Hope for Living: We spend time on the relationships we care about


How often do you go to church?

I ask because almost two months ago, we had more people in church on a Sunday than I can remember having in a long time.

Why was that? Because it was Easter Sunday. Everyone seems to want to include church in their celebration of Easter. Why is that? Why is it that, along with Christmas, Easter moves so many people to go to church?

A more pertinent question would be: Why don’t those same people go to church at other times of the year? The answer, for some of them, is that they don’t really believe in Jesus. They accept the religious context of the historical events of the Christmas and Easter holidays, so they go to church to celebrate them.

But believing in the story of Jesus of Nazareth as the story of their own salvation is another matter. If it weren’t, they’d probably be in church more often.

I say “probably” because there are also those who do believe in Jesus but still have difficulty going to church. And that’s not a good thing. It’s harmful to a person’s faith to stay away from church.

Think of it in terms of a relationship you really care about. How healthy would your marriage be if you never went home to your spouse?
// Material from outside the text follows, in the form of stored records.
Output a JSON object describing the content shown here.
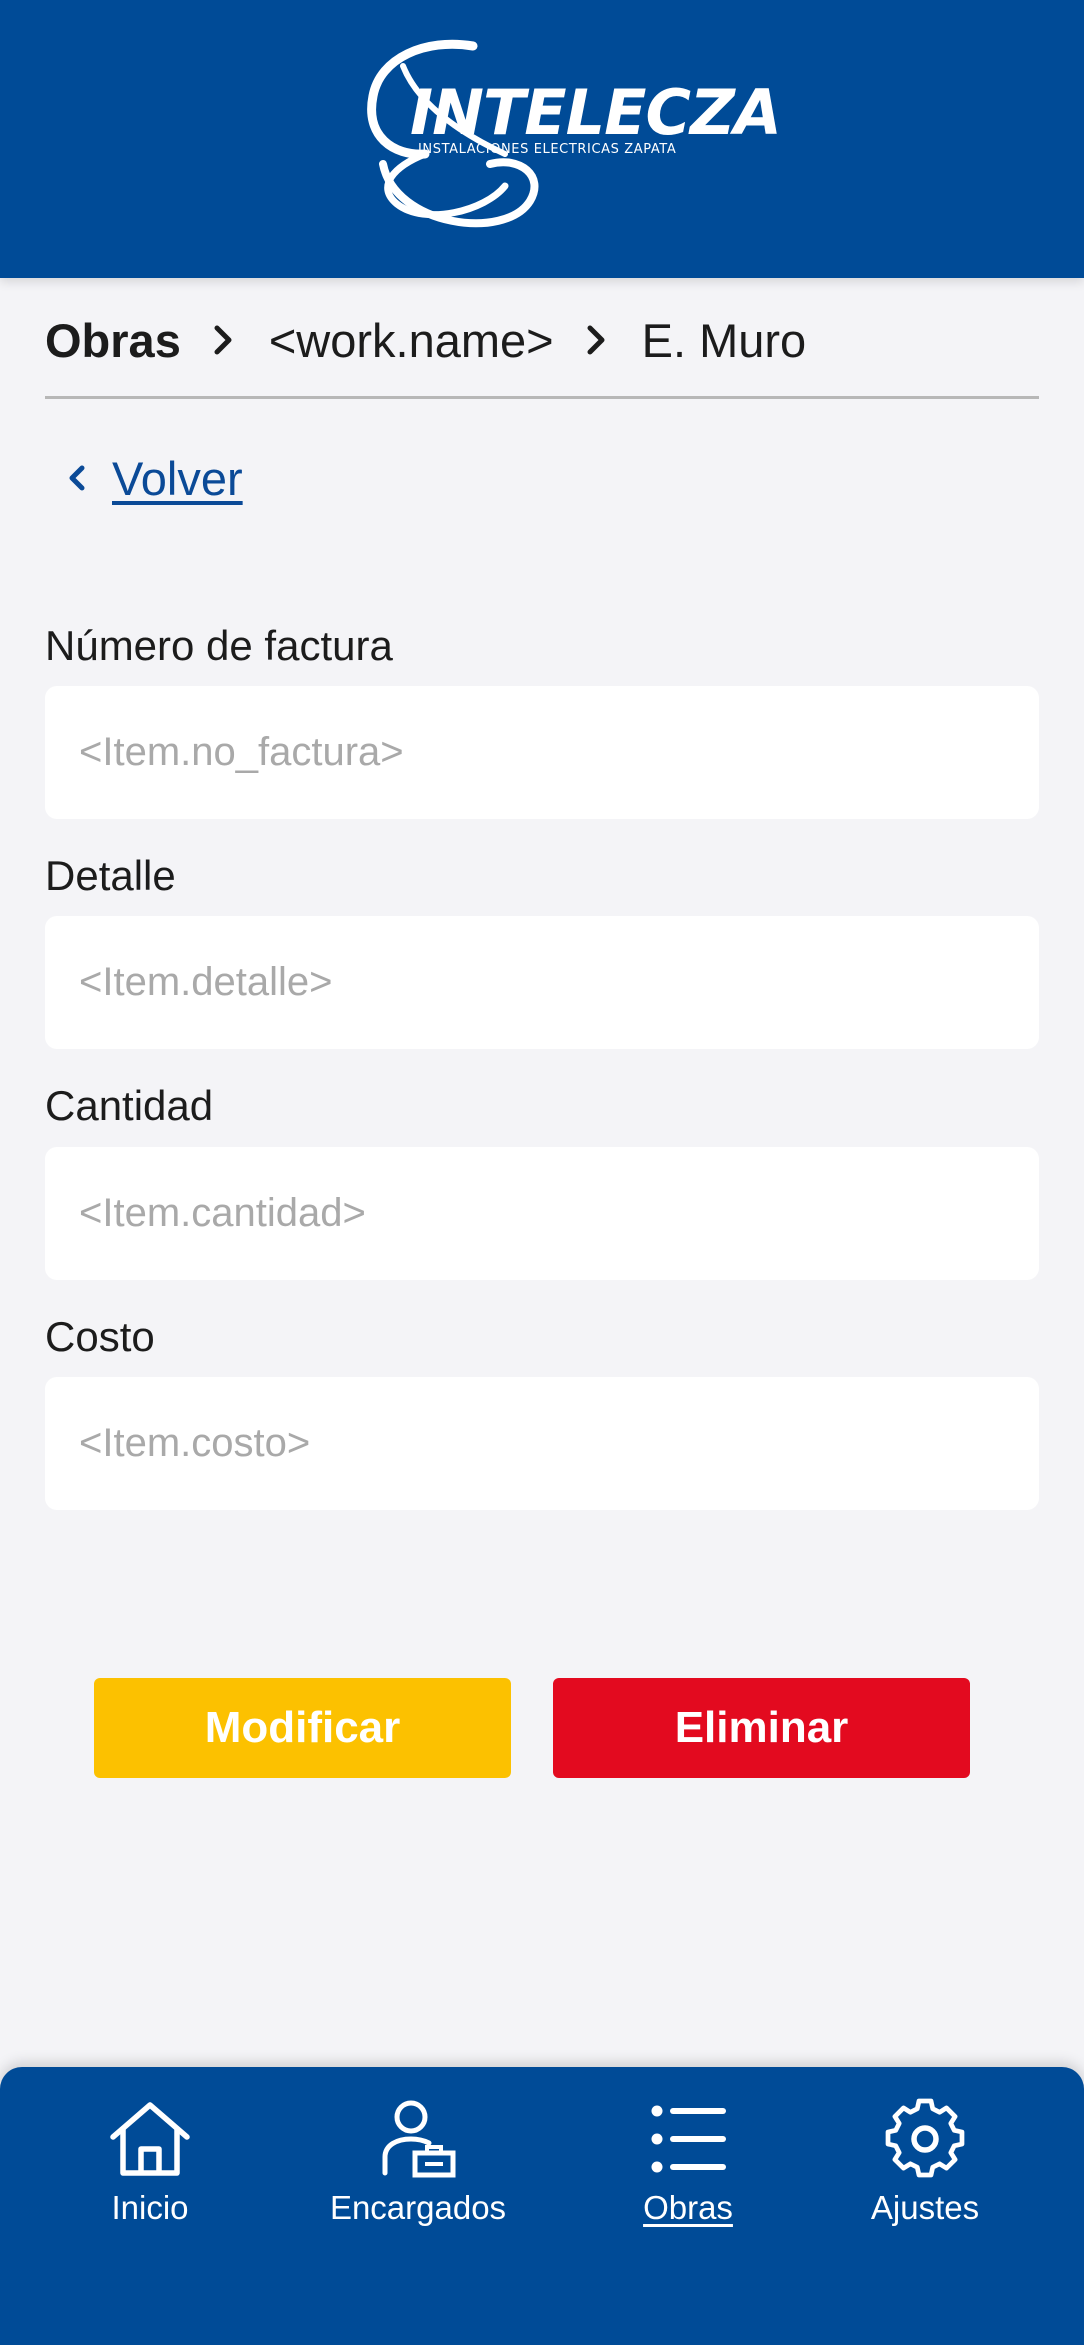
{
  "header": {
    "brand_name": "INTELECZA",
    "brand_tagline": "INSTALACIONES ELECTRICAS ZAPATA",
    "background_color": "#004b97"
  },
  "breadcrumb": {
    "items": [
      "Obras",
      "<work.name>",
      "E. Muro"
    ],
    "separator_icon": "chevron-right-icon"
  },
  "back_link": {
    "label": "Volver",
    "icon": "chevron-left-icon"
  },
  "form": {
    "invoice_number": {
      "label": "Número de factura",
      "placeholder": "<Item.no_factura>",
      "value": ""
    },
    "detail": {
      "label": "Detalle",
      "placeholder": "<Item.detalle>",
      "value": ""
    },
    "quantity": {
      "label": "Cantidad",
      "placeholder": "<Item.cantidad>",
      "value": ""
    },
    "cost": {
      "label": "Costo",
      "placeholder": "<Item.costo>",
      "value": ""
    }
  },
  "actions": {
    "modify_label": "Modificar",
    "delete_label": "Eliminar",
    "modify_color": "#fcc100",
    "delete_color": "#e30a1f"
  },
  "bottom_nav": {
    "items": [
      {
        "label": "Inicio",
        "icon": "home-icon",
        "active": false
      },
      {
        "label": "Encargados",
        "icon": "user-badge-icon",
        "active": false
      },
      {
        "label": "Obras",
        "icon": "list-icon",
        "active": true
      },
      {
        "label": "Ajustes",
        "icon": "gear-icon",
        "active": false
      }
    ]
  }
}
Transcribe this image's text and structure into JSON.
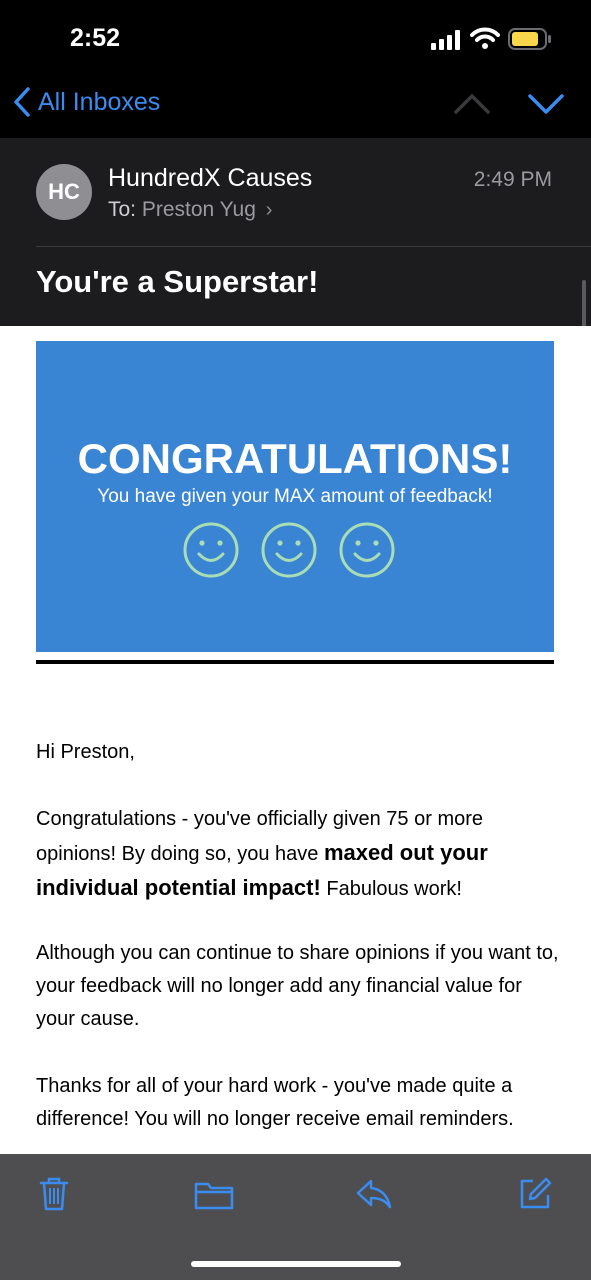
{
  "status_bar": {
    "time": "2:52"
  },
  "nav": {
    "back_label": "All Inboxes"
  },
  "message": {
    "avatar_initials": "HC",
    "sender": "HundredX Causes",
    "to_label": "To:",
    "recipient": "Preston Yug",
    "time": "2:49 PM",
    "subject": "You're a Superstar!"
  },
  "banner": {
    "headline": "CONGRATULATIONS!",
    "subline": "You have given your MAX amount of feedback!",
    "smiley_count": 3
  },
  "body": {
    "greeting": "Hi Preston,",
    "p1_a": "Congratulations - you've officially given 75 or more opinions! By doing so, you have ",
    "p1_bold": "maxed out your individual potential impact!",
    "p1_b": " Fabulous work!",
    "p2": "Although you can continue to share opinions if you want to, your feedback will no longer add any financial value for your cause.",
    "p3": "Thanks for all of your hard work - you've made quite a difference! You will no longer receive email reminders."
  },
  "colors": {
    "accent": "#3b8cf0",
    "banner": "#3a85d3",
    "smiley": "#a8ddb5"
  },
  "toolbar": {
    "icons": [
      "trash-icon",
      "folder-icon",
      "reply-icon",
      "compose-icon"
    ]
  }
}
How healthy would your relationship with your children be if you never took time to go to their games or dance recitals or school activities? How close would you be with those you love if you didn’t spend time with them?

Going to church is how we spend time with God. Or rather, it’s how God spends time with us, enriching our faith through the hearing of His Word and the eating and drinking of His body and blood.

The Bible encourages us to: “… not neglect to meet together, as is the habit of some, but encourage one another, and all the more as you see the day drawing near” (Hebrews 10:25).

There’s a lot in that verse, but I find particularly interesting the words “as is the habit of some.” Those words tell us that, even in the earliest days of the Church, there were those who didn’t go.

I think that’s because the struggle of the Christian life (and it is a struggle) is with actual evil, what St. Paul calls “the spiritual forces of evil in the heavenly places” (Ephesians 6:12). Those forces don’t want us to have a relationship with Jesus; they’d love nothing more than to separate us from Him altogether. So they tempt us to stay away from church.

Don’t fall for it, folks. Church is where Jesus is. If it’s important to spend time with people you love, it’s even more important to spend time with your Savior. Whether it’s Christmas or Easter, or smack dab in the middle of summer, whenever it is, have a relationship with the Lord Jesus Christ …

… Go to church.

Dan O’Connor is pastor of Faith Lutheran Church in Greenfield. This weekly column is written by local clergy members.